The Photoelectric Effect
Light as "Quantum of Energy"
The Photoelectric Effect: Light as Photon
Origin of the Idea of the "Quantum of Energy" and "Photon"
  • How can a particle, a discontinuous entity because it has definite boundaries, emit and absorb radiated
    energy, which is supposedly infinitely continuous?

  • The problem disappears when one realizes radiated energy cannot be continuous. If it were, there
    would be no maximum energy threshold: a wave could, over time, impart an impossibly high energy to a
    particle.

  • Planck introduced the idea that radiated energy must be emitted in discrete quantities, called quantums
    of energy. Yet, even though he reasoned that it must be emitted in discrete quantities, he believed that
    once emitted, the energy is radiated in waves.

  • Einstein extended Planck’s idea of discrete emittance of radiation to absorption of radiation. He assumed
    that the energy of light must be concentrated in a particle-like manner—in a photon—to be absorbed by
    a particle. Once the quantum of energy was radiated it preserved its identity as a photon until it was
    finally absorbed. In the special theory of relativity it was shown that mass and energy are identical
    (E=mc^2): since photons have energy they must have mass. This bold conclusion, along with his denial
    of the aether, instigated a plunge of physics into darkness for more than a century. It seemed impossible
    to reconcile the fact that light, which unmistakably acts like a wave, must be emitted and absorbed in
    quantums like a particle. Compton even experimentally proved that X-rays, high energy electromagnetic
    waves, collide with electrons as if they are “hard” particles.

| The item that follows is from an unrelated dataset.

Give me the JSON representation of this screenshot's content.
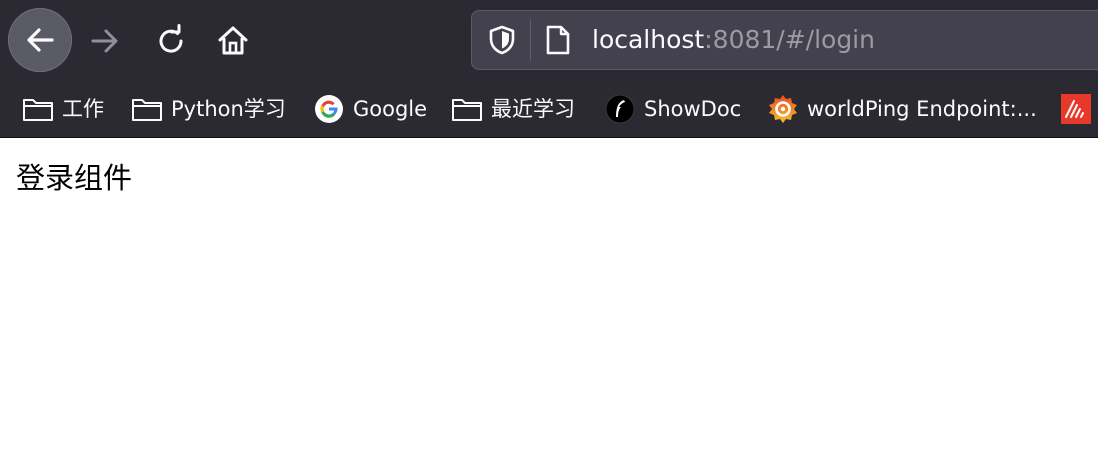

  • Einstein used the idea of the "photon" to explain the photoelectric effect.
Photoelectric Effect: As light hits
the surface of a sodium metal
plate, electrons are emitted. For
this to occur, light was impart
energy to the metal plate in
quantum units. Einstein called
these units "photos."
Compton Effect:
Light collides with
an electron in a
particle-like way.
This seems to
confirm that light
has
particle-properties.
Source: Aethro-Kinematics
Origin of the "Wave/Particle" Duality of Light
In spite of the photon theory of light, it undeniably exhibits many wavelike properties (refraction,
diffraction, reflection, polarization), it is necessary that it be considered a wave, in addition to being
considered a particle. This assumed dualism makes it impossible for us to actually know what light is.

If waves in general are a disturbance of a materiate medium, what kind of medium can space be?
Since the aether has been rejected, how can light be part wave? What is it a wave of? Einstein said
we just have to take it for granted that space has this physical property.

Notice in the figure above of the photoelectric effect that the artist attempts to depict the photon
particle as a "packet of waves." However, the wave/duality theory of light states that light cannot
even be represented, since our "classical" way of understanding the world, as an either/or (either
wave or particle) does not apply to the quantum world.  
Wave/Particle Duality of Light
Click Here for a description of the two-slit experiment that confirms the wave-nature of light, but
presents a new problem of how individual electrons sent through the slits could produce wave-like
results.